Phishing scammers target USU professors, IT asks for caution
Published: Thursday, February 20, 2014
Updated: Thursday, February 20, 2014 00:02
Computer security threats targeted USU professors on Jan. 16 and again on Feb. 12, said Bob Bayn, security analyst for USU’s information technology department.
Three professors were victimized by a phishing scam, resulting in stolen bank account information, Bayn said. This allowed the hackers to take money from their direct deposits on Banner.
The first scam originated from a Russian web server, misleading professors to enter their account information into a bogus Banner page almost identical to USU’s. The second scam originated from an Italian web server but had the same objective, he said.

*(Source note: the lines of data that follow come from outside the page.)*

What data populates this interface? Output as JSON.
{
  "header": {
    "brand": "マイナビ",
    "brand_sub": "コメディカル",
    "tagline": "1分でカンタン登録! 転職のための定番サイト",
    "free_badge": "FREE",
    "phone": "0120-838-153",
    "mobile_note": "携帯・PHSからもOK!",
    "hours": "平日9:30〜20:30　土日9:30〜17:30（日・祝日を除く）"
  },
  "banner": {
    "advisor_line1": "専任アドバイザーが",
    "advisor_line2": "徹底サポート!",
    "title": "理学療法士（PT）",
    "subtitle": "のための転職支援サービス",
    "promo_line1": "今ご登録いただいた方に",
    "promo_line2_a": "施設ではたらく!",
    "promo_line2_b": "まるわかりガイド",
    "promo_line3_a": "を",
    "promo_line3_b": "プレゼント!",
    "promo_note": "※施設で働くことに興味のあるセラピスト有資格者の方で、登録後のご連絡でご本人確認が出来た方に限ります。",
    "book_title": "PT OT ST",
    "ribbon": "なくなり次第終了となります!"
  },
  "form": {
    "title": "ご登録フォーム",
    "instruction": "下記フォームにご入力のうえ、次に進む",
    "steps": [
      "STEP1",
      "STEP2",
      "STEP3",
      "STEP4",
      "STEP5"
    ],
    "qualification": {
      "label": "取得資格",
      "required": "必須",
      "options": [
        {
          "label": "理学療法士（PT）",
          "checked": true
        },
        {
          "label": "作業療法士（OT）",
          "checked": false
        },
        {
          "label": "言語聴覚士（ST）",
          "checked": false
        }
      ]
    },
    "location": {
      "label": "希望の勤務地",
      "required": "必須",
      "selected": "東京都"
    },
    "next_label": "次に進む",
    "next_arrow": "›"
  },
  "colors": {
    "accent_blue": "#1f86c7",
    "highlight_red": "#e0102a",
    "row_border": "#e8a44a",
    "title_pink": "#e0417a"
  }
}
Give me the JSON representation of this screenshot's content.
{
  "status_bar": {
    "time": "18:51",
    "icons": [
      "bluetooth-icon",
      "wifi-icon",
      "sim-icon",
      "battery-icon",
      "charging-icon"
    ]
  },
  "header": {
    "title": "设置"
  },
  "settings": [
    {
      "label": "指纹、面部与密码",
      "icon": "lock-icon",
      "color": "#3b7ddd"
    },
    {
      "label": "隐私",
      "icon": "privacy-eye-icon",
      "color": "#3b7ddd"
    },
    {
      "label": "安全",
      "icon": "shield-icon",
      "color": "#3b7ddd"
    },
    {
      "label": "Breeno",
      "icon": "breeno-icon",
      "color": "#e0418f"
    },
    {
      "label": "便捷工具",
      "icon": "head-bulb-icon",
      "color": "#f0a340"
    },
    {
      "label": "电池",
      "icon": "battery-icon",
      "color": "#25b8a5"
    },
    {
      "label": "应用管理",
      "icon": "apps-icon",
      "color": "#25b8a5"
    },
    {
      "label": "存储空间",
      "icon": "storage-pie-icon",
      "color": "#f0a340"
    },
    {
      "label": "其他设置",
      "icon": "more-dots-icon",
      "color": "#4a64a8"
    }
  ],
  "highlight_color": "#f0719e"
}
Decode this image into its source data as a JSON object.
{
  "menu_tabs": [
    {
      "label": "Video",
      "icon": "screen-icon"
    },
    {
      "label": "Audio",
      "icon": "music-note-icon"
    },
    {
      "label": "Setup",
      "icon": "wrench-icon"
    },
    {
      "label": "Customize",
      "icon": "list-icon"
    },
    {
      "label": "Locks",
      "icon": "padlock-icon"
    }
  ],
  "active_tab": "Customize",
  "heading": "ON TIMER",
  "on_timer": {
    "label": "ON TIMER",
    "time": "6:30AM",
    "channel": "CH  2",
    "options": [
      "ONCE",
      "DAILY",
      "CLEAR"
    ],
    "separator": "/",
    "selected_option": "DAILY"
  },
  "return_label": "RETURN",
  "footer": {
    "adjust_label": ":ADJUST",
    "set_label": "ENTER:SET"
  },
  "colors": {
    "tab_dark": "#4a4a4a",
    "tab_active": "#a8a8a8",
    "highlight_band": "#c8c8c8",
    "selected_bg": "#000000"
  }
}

“It was a very credible message,” he said. “Unless you knew what to look for, it was pretty deceiving.”
The message received had a forged USU sender address, a USU logo and had a link similar to usu.edu.
However, the distinction lied in what came before the usu.edu portion, Bayn said.
By hovering over the link before clicking, an unusual address before the usu.edu is shown, which indicates a scam.
“The warning we need to get out is to know where you are going before you click,” Bayn said.
IT is watching for suspicious activity and will warn people if another scam is reported. They will also be reviewing time stamps on direct deposits, Bayn said.
However, unless the victim uses Aggiemail, IT won’t be able to know if the hackers are reaching them through Yahoo, Gmail and other accounts, he said.
“It’s not just professors,” Bayn said. “Students can also be hit by this stuff. Just be cautious, and most likely in a year from now, I suspect this sort of thing won’t be successful and they will move on.”
The USU Controllers Office is currently working with the bank to resolve the issue.
“We filed a fraud report with the bank and they are working on it,” said Dan Christensen, a controller at USU.
Within the last six months, other universities have been target by related phishing scams.
In October, the University of Utah’s School of Medicine had a similar scam where at least three individuals’ direct deposit information was accessed and their paychecks stolen.
“I am surprised only three of our professors had stolen information,” Bayn said. “The message was fairly elaborate.”
There were 14 individuals who received the message and felt suspicious enough to alert IT. Bayn said that is how they became aware of the problem.
Colin Flint, a professor of political science, was a receiver of the phishing message. Flint said he realized it was a scam because of the unfamiliar address.
“I don’t get these types of messages very often,” Flint said. “I am always cautious when I get an email from someone I don’t know. This just reinforces that level of caution.”